There are currently thousands of ADF personnel based around the world. In many locations, Australians are working with other nations such as New Zealand, France, Canada and the USA to maintain peace and stability. Peacekeeping is a major role of the ADF.
Some of the tasks performed by ADF personnel can be as simple as providing dental and medical care to locals, or veterinary assistance to livestock on farms. These acts, although seemingly simple, can change people’s lives.
ANZAC Centenary fast facts
It is 100 years since Australia became involved in the First World War. The ANZAC Centenary will be commemorated from 2014 to 2018.
The mothers, sisters and wives left behind during World War I sent ANZAC biscuits made of oats, sugar, flour, coconut, butter and golden syrup to their sons, brothers and husbands at Gallipoli. ANZAC biscuits were hard and long-lasting, designed to survive the long journey to the troops. They were eaten instead of bread (which went stale quickly). Some men crushed them, mixed them with water and ate them like porridge.
The last surviving ANZAC, Alec Campbell, died on 16 May 2002.
World War I was often referred to as the ‘Great War’.
In World War I, Australians not only served at Gallipoli but also on the Western Front (France and Belgium) as well as in the Middle East.
The Australian Imperial Force (AIF), the Royal Australian Navy (RAN), the Australian Light Horse and the Australian Flying Corps all fought in World War I.
The word ANZAC has been protected by Australian legislation since 1921. This ensures that the word is not misused. To use the word you must seek permission from the Minister for Veterans’ Affairs.

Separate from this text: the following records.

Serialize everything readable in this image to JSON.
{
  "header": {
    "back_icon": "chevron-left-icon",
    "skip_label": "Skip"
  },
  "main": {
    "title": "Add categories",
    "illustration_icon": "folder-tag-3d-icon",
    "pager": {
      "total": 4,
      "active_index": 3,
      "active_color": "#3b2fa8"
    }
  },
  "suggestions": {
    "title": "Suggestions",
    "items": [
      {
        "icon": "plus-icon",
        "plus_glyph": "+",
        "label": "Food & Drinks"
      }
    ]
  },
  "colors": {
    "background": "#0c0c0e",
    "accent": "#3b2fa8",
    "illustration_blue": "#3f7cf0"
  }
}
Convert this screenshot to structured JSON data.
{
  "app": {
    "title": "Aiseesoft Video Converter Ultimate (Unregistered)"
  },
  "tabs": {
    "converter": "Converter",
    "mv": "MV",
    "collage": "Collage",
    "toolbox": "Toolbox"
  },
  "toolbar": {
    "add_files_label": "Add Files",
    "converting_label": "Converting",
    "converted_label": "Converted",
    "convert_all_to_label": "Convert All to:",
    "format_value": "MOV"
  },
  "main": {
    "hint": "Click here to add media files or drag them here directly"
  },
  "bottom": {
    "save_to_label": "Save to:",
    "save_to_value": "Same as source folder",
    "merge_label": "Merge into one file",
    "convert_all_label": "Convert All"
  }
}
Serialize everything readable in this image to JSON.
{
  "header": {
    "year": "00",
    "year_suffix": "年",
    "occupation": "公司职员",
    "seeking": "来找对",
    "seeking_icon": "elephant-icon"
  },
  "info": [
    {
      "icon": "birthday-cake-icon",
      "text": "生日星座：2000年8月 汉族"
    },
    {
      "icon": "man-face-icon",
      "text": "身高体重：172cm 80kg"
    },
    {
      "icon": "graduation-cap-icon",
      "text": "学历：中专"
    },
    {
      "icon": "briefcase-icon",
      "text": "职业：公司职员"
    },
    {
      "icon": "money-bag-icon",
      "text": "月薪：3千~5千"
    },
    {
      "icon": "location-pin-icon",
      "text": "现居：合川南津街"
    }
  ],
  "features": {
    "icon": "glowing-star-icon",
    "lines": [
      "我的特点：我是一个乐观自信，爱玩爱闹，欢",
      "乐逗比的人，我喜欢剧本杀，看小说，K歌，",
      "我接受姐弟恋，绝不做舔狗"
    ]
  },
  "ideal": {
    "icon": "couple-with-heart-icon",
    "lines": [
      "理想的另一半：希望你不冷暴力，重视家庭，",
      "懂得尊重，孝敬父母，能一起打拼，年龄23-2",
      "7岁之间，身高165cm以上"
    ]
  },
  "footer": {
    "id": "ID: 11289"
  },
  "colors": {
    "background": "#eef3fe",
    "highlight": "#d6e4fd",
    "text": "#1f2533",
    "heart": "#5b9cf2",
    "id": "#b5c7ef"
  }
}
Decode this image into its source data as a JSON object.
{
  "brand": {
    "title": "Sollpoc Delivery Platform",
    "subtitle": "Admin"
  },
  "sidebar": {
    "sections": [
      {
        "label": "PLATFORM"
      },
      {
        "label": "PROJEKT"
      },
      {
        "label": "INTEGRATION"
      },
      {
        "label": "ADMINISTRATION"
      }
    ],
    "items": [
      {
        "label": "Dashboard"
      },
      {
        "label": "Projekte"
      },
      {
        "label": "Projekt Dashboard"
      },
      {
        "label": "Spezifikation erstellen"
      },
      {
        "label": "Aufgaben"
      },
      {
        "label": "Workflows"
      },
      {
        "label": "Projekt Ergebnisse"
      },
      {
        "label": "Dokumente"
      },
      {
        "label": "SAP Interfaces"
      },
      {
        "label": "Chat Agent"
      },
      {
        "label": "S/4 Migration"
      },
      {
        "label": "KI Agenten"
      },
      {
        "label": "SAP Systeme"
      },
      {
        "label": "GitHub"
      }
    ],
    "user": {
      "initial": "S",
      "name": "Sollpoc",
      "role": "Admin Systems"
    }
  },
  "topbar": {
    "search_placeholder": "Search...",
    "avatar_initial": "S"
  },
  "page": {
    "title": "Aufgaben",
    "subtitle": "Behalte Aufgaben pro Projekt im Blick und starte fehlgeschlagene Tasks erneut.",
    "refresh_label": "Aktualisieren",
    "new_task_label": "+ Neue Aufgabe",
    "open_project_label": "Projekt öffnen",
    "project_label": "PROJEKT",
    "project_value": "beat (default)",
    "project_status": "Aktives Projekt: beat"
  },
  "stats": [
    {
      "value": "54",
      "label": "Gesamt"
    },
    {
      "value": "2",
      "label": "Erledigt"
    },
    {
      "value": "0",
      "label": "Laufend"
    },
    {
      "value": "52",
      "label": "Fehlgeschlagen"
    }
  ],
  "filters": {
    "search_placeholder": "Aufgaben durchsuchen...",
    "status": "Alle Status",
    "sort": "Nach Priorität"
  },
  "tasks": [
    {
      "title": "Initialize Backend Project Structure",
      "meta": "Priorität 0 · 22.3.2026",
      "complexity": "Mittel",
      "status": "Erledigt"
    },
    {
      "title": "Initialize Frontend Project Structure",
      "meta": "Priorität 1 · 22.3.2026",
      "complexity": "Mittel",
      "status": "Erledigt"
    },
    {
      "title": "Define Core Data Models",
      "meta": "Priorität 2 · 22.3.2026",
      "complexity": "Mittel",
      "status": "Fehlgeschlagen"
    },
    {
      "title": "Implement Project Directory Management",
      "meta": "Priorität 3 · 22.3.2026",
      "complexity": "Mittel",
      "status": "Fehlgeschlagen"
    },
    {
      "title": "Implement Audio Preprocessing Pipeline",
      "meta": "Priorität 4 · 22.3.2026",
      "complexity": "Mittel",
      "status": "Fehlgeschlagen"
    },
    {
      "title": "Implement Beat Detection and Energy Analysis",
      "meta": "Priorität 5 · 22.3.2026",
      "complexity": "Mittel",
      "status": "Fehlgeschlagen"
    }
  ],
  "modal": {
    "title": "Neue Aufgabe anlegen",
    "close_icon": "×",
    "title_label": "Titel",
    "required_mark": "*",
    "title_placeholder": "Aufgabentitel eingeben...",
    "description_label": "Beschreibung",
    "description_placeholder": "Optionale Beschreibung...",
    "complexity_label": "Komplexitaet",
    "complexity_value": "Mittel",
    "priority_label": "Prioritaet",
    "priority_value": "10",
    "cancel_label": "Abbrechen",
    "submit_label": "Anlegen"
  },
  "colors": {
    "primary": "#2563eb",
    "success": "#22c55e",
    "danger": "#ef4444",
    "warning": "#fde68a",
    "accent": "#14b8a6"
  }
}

Although women were not allowed to fight in World War I, many tended to the injured troops overseas and in Australia as members of the Australian Army Nursing Service.
Simpson’s donkey was most often called Duffy, but was also called Abdul or Murphy.
Two decades after the end of World War I, Australia once again followed Britain into war for World War II.
Gallipoli and the Anzacs: www.anzacsite.gov.au
Australian War Memorial: www.awm.gov.au
Australian Government Department of Veterans’ Affairs: www.dva.gov.au
Australian Government 100 years of ANZAC: www.anzaccentenary.gov.au
Adelaide High School: www.adelaidehs.sa.edu.au
Royal Australian Air Force: www.airforce.gov.au